Imperfect deal far better than none
It is welcomed news that President Trump has set aside his protectionist tendencies and signed off on revised trade agreements with Mexico, a month ago, and now with Canada. The potential that Trump would take the nation down a path to isolationism, with an absence of rules to govern trade between our neighbors and allies, was real. That would have placed the nation and North America at a great competitive disadvantage globally.
The willingness of the president to endorse revised North American Free Trade Agreements (but don’t call them that!) raises prospects that his administration will ratchet down its trade war tactics and rebuild relationships with other allies in Europe and the Pacific. Who knows, maybe a new multinational Trans-Pacific Partnership could be negotiated, serving as a counterbalance to China’s growing economic influence. It would also need a new name after Trump labeled the TPP deal a job-killing disaster. (It wasn’t.)
Global trade and the business it has generated have lifted millions out of abject poverty. It also contributes to global stability, because nations that are trading partners are less likely to settle disputes militarily.
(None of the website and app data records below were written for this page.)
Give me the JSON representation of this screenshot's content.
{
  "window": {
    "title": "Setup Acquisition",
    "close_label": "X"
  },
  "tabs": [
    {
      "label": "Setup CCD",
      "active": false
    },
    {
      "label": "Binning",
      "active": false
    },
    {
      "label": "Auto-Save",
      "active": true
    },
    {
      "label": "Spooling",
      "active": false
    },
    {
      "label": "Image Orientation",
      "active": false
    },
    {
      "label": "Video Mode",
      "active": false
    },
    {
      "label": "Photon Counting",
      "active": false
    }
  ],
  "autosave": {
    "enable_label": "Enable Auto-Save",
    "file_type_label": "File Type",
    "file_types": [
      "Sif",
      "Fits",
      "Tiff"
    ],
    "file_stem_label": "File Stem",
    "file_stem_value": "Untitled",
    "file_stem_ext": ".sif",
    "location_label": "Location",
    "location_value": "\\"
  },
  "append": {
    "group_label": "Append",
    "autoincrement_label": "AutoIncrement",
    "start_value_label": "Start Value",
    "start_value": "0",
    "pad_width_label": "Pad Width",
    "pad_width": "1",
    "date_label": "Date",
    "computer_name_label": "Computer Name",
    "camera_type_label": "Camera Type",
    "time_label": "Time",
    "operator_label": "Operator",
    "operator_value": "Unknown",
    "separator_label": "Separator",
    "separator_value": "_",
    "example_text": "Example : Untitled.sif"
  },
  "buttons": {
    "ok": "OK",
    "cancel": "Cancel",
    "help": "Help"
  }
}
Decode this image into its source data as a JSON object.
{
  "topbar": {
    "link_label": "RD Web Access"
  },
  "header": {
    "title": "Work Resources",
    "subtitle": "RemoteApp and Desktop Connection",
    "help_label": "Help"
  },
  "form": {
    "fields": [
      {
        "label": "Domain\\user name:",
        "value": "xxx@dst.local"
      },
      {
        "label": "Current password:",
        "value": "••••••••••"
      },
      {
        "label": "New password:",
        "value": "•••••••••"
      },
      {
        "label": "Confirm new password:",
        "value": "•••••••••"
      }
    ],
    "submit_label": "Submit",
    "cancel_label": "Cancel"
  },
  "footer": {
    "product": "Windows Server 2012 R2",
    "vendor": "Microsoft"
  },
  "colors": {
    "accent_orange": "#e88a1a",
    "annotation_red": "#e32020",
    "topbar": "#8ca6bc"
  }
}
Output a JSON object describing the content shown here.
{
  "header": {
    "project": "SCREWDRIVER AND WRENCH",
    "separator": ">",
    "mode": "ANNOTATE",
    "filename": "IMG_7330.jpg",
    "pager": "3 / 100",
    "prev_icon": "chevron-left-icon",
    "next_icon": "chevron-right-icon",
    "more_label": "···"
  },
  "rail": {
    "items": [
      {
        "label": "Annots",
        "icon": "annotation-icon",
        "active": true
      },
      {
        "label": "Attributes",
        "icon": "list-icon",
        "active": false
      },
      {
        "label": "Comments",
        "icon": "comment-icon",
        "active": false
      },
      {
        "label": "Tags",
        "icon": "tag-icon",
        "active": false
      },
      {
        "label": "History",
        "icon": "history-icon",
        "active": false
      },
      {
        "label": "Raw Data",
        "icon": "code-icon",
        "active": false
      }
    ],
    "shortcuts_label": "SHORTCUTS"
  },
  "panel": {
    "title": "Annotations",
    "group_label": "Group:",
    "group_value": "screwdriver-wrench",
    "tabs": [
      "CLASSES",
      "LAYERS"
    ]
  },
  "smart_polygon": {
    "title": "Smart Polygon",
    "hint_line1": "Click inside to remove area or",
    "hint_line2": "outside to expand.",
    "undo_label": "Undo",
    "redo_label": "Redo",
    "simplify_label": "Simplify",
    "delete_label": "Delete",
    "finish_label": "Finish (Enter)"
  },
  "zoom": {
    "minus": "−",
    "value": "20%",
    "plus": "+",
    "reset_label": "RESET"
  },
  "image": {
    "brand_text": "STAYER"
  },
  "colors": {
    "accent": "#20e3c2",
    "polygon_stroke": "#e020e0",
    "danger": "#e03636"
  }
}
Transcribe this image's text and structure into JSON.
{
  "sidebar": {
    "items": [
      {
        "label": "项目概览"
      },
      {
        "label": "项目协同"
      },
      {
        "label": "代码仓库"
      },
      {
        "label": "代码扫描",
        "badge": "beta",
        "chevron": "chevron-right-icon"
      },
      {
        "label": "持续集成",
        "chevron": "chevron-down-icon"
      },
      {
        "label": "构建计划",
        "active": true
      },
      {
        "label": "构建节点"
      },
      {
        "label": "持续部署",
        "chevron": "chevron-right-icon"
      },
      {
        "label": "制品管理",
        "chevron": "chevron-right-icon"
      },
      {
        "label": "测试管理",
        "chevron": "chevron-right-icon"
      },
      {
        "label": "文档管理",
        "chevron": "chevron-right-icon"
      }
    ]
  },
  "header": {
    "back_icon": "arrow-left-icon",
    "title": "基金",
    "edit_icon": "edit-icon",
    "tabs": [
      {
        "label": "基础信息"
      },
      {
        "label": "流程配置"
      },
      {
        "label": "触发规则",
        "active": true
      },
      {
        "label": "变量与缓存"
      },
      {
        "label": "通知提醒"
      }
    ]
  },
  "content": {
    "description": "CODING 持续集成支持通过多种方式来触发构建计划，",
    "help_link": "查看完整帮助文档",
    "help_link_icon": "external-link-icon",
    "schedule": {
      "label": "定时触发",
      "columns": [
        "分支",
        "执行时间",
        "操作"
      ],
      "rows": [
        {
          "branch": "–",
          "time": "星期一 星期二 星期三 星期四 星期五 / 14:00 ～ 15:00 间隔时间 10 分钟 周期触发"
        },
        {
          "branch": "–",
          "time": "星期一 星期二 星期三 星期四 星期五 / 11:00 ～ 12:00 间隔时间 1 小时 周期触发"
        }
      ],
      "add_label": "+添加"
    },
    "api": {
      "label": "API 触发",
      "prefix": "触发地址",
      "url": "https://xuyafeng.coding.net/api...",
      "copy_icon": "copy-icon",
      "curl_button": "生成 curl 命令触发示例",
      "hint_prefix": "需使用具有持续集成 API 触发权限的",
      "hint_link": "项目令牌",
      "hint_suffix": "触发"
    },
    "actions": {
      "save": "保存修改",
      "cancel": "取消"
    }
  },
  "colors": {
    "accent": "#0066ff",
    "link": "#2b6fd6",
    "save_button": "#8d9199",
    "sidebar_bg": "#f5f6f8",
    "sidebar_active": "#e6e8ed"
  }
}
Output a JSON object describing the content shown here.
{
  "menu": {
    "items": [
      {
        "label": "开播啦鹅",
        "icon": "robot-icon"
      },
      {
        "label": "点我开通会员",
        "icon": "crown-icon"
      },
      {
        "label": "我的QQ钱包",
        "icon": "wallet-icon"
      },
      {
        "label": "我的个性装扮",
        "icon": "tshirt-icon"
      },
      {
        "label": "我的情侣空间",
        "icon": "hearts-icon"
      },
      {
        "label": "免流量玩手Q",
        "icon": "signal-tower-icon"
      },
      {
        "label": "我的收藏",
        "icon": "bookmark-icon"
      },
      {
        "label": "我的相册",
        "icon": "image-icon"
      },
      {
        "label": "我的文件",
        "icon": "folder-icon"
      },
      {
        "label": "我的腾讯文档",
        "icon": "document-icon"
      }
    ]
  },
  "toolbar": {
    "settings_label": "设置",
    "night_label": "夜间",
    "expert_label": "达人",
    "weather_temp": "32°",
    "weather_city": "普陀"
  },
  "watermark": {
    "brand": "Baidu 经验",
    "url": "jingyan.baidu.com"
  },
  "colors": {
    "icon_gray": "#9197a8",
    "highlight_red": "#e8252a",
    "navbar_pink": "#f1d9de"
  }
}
Many American workers have, however, suffered because of free-trade policies, with good-paying jobs lost when manufacturers moved operations to nations providing cheaper labor. But the rise of a middle-class in prior third-world nations also created new markets for U.S. goods.
The key to winning in the new global economy is not isolation and retrenchment. It involves smart investments in education and retraining, providing the workers who are necessary for a high-tech future where people will program, manage and maintain the robots that will provide much of the labor in our new century of manufacturing.
The bad news is that the president’s anti-trade rhetoric and his 20th century-style imposition of tariffs have needlessly suppressed the markets. A path to rework NAFTA — or whatever these deals will now be called — was open without wielding a sledgehammer.
And while we welcome the deals, they are not very different and, in some respects, less desirable, than the agreement they would replace.
Under the Mexican deal, 75 percent of the value of vehicles exported to the United States would have to come from North American-made parts, up from the current 62.5 percent. This will mean an added challenge in building these cars, adding cost and reducing competitiveness globally. The intent is to force more of the parts to be manufactured on the continent, but it is unclear that positive outweighs the negative.
Car plants in Mexico will have to pay wages of $16 per hour on at least 40 percent of their output, or face a 2.5 percent tariff. This could both serve workers in Mexico by driving up wages and keep some work in the U.S. because the labor cost gap will be lessened somewhat. But cars will be more expensive.
As far as the Canadian deal, it provides some added protection for U.S. farmers, with Canada agreeing to end quotas and price controls on some dairy products. A new tax is intended to discourage Canadian dairy producers from undercutting prices in the United States. But this is largely tinkering on margins, seemingly achievable without the accompanying Trump brinksmanship.
Reportedly, technology driven updates are in the agreements on telecommunications, digital trade and intellectual property protection.
Importantly, the agreements, in trilateral language, maintain dispute resolution mechanisms and extend the pacts for 16 years to provide stability, with a review every six years.
Oddly, the Trump tariffs of 25 percent on steel and 10 percent on aluminum imports remain in effect for Canada. They should be lifted. It’s surprising Canadian Prime Minister Justin Trudeau signed off with the tariffs still in place.
Congress should give its approval. Expect Democrats, in particular, to complain it did not go far enough to protect American jobs. It was encouraging that Senate Minority Leader Chuck Schumer, D-N.Y., had kind words.
“As someone who voted against NAFTA and opposed it for many years, I knew it needed fixing. The president deserves praise for taking large steps to improve it,” he said.
Congressional Republicans should certainly return to their free market roots, which they abandoned to placate Trump’s isolationist tendencies, and OK the new deals.